Shaking Down the Thunder: Europeans kept their families small in times of recession. Nearly all the matadors had nicknames: I would never have known. It was a Catholic country when Franco was in power, but not anymore. And, listen, one of the most popular toreros in Spain is from America — Colombia.

But the bull dies in the worst possible way, first tortured by knives in its neck and then stabbed — usually clumsily by a prancing man with a sword — and then it bleeds to death. I had intended to go to the first bullfight I found advertised. This was an example of the risk of raising the forbidden topic of Francisco Franco.

In the meantime I had found a place to stay in Marbella. Franco wanted this tourist boom, for the foreign exchange it provided, though he could not have foreseen what a corrupting influence in all senses it would prove to be. A few disgusted tourists left.

There was a ferry, I found out, from the insignificant seaside village of Denia, about fifteen miles away on a headland. That night strolling along the promenade — the sea was lovelier at night — I saw a bullfight poster, announcing a feria the next day at Mijas, not far away.

The Spaniards were well-mannered with one another, restrained, seldom aggressive, seldom drunk in public, and they were generally kind to their animals. He is very right wing. She was a Las Vegas showgirl. It was a reminder of the ape and the tourist: He was said to have all the Galician traits — above all, Galicians were inexplicable and enigmatic.

The novel is a pretentious sermon on the nobility of the corridaone bloody bull after another, and all the pedantry of bull fever. It was a cold day.

In the meantime I had found a place to stay in Marbella. This was as remote from the Spain of Cervantes and Hemingway and Pritchett and everyone else as it was possible to be.

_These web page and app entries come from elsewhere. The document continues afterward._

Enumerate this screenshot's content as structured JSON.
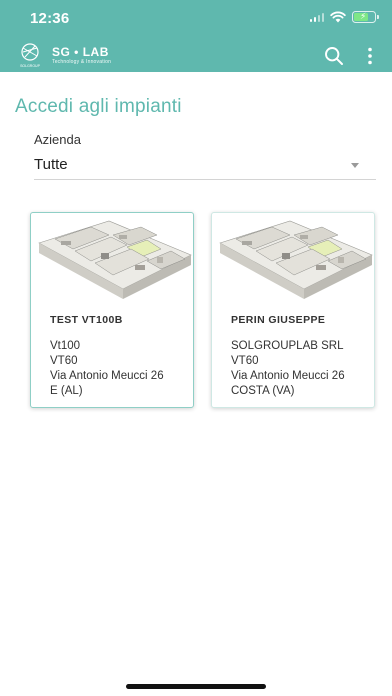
{
  "status_bar": {
    "time": "12:36"
  },
  "header": {
    "brand_title": "SG • LAB",
    "brand_subtitle": "Technology & Innovation",
    "brand_mark_text": "SOLGROUP",
    "icons": [
      "search-icon",
      "more-vert-icon"
    ],
    "accent_color": "#5fb8ae"
  },
  "page": {
    "title": "Accedi agli impianti"
  },
  "filter": {
    "label": "Azienda",
    "value": "Tutte"
  },
  "cards": [
    {
      "title": "TEST VT100B",
      "lines": [
        "Vt100",
        "VT60",
        "Via Antonio Meucci 26",
        "E (AL)"
      ]
    },
    {
      "title": "PERIN GIUSEPPE",
      "lines": [
        "SOLGROUPLAB SRL",
        "VT60",
        "Via Antonio Meucci 26",
        "COSTA (VA)"
      ]
    }
  ]
}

It is what ought to happen to anyone who dares to torment an animal. The second bull was less lucky — though all bulls are unlucky — and ended up howling, bellowing as the matador fumbled with the sword and cape. I had not planned to get off the bus at Marbella, but this man irritated me.

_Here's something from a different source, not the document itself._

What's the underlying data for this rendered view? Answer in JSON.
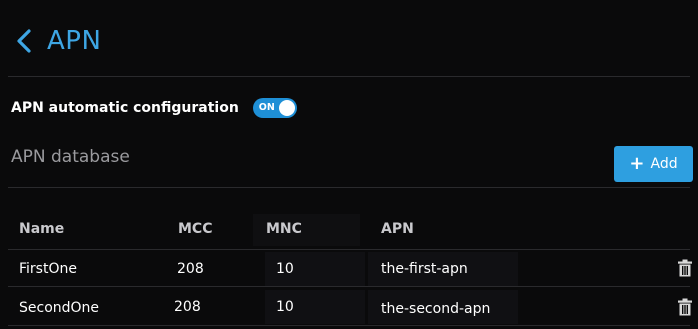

I felt intensely that the Spanish coast, especially here on the Costa del Sol, had undergone a powerful colonization — of a modern kind, but just as pernicious and permanent a violation as the classic wog-bashing sort. But several aspects of this reeking vulgarity interested me.

Shake Down the Thunder: The Creation of Notre Dame Football with an Updated Preface

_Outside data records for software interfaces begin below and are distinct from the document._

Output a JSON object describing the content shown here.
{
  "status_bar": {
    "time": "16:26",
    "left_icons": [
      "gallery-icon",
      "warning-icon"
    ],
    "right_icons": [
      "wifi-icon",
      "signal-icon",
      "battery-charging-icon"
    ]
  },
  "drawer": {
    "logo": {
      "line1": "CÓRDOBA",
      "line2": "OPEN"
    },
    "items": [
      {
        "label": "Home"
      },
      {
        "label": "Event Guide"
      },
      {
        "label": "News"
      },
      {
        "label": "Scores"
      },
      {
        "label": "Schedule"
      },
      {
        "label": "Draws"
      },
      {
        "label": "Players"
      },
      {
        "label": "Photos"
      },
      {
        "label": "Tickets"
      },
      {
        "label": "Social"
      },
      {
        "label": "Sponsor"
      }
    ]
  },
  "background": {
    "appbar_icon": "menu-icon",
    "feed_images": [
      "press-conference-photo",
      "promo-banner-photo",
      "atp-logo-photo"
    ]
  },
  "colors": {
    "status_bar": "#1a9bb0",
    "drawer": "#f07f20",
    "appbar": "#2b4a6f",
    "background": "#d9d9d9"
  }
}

There was no sightseeing here, the bullfights were a local matter, and so it was just the quarries and the bathroom fixtures, the drugstores, the supermarkets, and the candy stores, which were also retailers of pornographic picture books.

Murray Sperber is a regular media commentator on college sports. A professor of English and American studies at Indiana University, Bloomington, his previous books include College Sports, Inc. ; Onward to Victory: The Creation of Modern College Sports ; and Shake Down the Thunder: The Creation of Notre Dame Football.

Shake Down the Thunder: The Creation of Notre Dame Football by Murray A. Sperber and a great selection of similar Used, New and Collectible Books available now at elonghornsales.com - Shake Down the Thunder: the Creation of Notre Dame Football by Murray a Sperber - AbeBooks.

In writing Shake Down the Thunder, author Murray Sperber had what no other writer about Notre Dame has ever had: the use of Knute Rockne's voluminous private correspondence, which sat unopened in the university library's basement since his death.

True story behind the legend of Knute Rockne and the creation of Notre Dame football. — Kirkus Reviews (starred review) en Paul Theroux calibre“We love football, but the corrida is here,” he said and tapped his heart. “It is our passion. Deep down I felt that he was a great poet and that I did owe him a tiny bit of the Divine Dalí’s asshole.”.

Sperber (English and American Studies/Indiana University; College Sports Inc., ) does in this exceptional, exhaustive history of Notre Dame football what he does best: dash myths and penetrate to systemic corruption and hypocrisy, all the while maintaining an implicit love for collegiate athletics.

A review of murray sperbers shake down thunder the creation of notre dame football
Rated 3/5 based on 37 review
SHAKE DOWN THE THUNDER by Murray Sperber | Kirkus Reviews